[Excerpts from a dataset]

*** Block opens ***

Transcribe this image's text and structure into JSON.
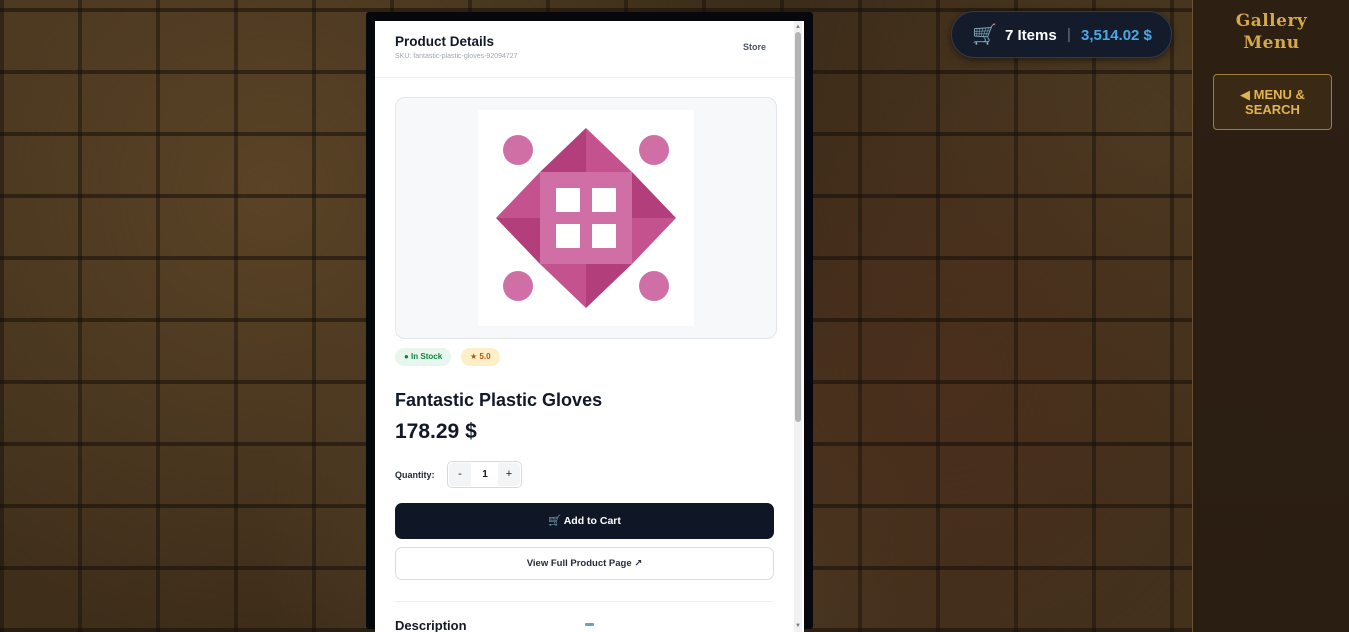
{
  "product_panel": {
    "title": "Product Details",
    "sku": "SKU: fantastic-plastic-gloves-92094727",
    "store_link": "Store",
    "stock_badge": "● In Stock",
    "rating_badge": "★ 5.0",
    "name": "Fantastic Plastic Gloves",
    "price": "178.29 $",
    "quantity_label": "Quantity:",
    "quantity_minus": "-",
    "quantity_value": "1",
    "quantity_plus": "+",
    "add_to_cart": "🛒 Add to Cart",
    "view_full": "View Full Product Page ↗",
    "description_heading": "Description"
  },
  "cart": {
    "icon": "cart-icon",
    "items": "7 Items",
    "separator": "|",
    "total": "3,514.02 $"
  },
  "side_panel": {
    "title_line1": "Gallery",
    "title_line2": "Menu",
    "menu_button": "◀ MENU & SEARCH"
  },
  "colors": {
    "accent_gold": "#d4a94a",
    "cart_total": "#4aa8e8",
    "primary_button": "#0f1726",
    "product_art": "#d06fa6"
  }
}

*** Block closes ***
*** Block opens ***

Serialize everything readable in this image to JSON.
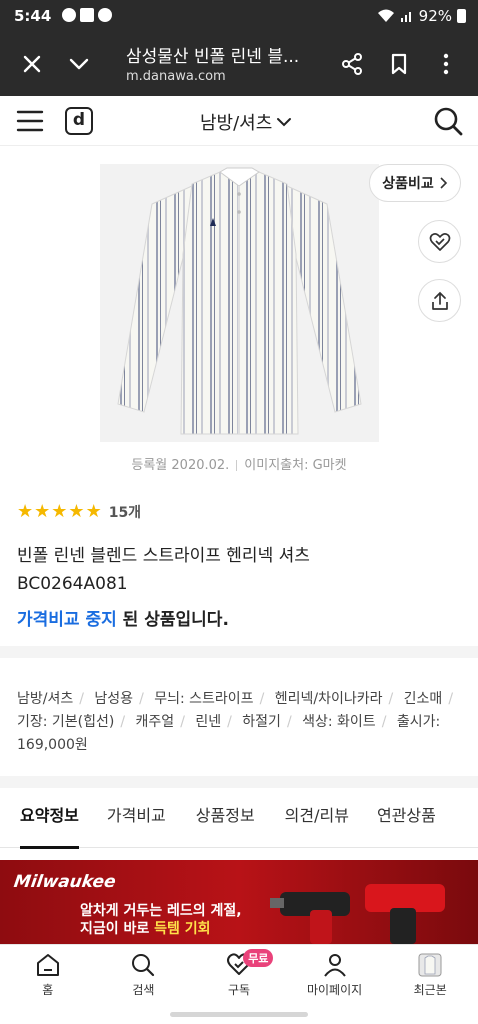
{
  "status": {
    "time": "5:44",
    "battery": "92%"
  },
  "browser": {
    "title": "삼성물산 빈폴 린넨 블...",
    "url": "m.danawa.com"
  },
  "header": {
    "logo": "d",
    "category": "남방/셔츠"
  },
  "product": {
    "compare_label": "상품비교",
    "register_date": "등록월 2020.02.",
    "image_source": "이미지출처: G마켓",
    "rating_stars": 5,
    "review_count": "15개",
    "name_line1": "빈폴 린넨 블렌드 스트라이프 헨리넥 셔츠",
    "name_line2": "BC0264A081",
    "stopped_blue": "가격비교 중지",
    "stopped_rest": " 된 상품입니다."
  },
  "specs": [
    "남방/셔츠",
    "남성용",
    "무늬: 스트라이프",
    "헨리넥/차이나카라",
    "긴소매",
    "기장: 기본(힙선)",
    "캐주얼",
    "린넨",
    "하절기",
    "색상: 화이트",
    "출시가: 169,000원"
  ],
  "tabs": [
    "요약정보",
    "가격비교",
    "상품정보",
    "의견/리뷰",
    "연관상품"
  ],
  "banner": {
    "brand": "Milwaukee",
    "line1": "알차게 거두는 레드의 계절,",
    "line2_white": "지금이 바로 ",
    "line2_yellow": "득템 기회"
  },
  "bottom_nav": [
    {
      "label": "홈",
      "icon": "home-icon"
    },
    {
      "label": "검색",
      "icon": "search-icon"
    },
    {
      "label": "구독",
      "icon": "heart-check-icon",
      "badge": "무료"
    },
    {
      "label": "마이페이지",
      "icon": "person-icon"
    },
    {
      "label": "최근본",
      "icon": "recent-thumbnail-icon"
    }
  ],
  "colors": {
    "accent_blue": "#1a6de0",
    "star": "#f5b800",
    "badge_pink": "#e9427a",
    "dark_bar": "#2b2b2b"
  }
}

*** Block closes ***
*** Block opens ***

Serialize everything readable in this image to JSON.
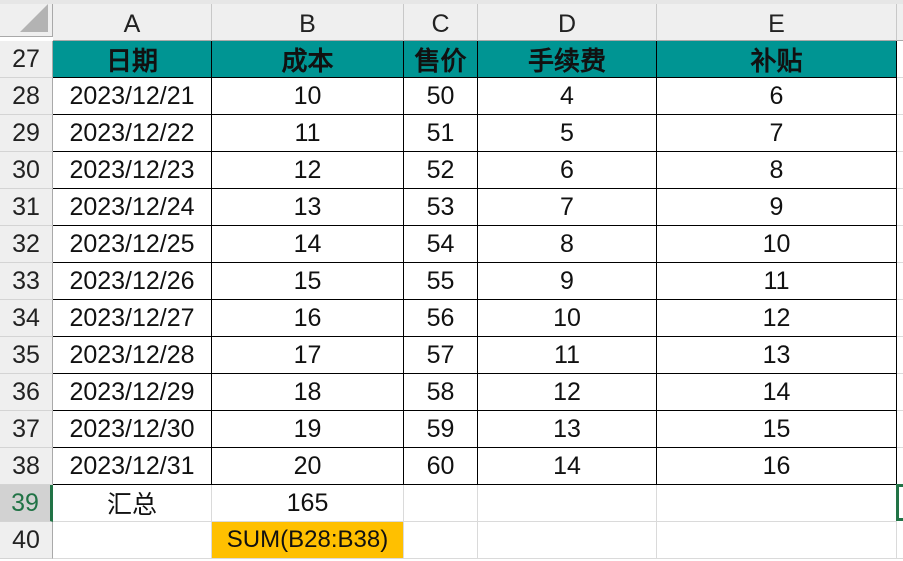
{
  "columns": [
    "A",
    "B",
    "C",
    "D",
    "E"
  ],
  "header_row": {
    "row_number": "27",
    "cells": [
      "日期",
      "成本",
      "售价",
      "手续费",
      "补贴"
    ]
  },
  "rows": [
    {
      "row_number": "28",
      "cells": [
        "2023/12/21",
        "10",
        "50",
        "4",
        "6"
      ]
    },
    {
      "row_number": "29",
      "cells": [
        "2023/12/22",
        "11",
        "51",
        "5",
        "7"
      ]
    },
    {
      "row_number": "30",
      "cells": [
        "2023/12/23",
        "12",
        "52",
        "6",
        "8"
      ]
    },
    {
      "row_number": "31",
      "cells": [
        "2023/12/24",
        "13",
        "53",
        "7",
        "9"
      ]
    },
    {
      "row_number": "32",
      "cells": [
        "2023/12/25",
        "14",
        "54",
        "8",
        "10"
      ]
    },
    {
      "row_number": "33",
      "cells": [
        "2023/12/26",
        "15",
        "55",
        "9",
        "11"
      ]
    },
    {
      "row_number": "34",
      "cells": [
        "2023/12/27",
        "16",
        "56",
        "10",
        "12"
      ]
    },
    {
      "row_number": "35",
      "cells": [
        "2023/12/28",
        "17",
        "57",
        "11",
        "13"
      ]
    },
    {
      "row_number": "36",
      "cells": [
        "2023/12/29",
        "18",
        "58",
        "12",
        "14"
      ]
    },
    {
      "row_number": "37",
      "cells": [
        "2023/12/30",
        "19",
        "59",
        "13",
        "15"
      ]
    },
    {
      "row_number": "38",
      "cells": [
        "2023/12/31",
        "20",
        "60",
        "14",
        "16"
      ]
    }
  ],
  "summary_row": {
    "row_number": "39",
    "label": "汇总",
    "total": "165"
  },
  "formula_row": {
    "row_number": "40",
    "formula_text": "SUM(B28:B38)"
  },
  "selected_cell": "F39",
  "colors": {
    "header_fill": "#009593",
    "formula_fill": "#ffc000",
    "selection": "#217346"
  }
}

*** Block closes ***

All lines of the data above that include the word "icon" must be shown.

    "icon": "cart-icon",
      "icon": "home-icon"
      "icon": "search-icon"
      "icon": "heart-check-icon",
      "icon": "person-icon"
      "icon": "recent-thumbnail-icon"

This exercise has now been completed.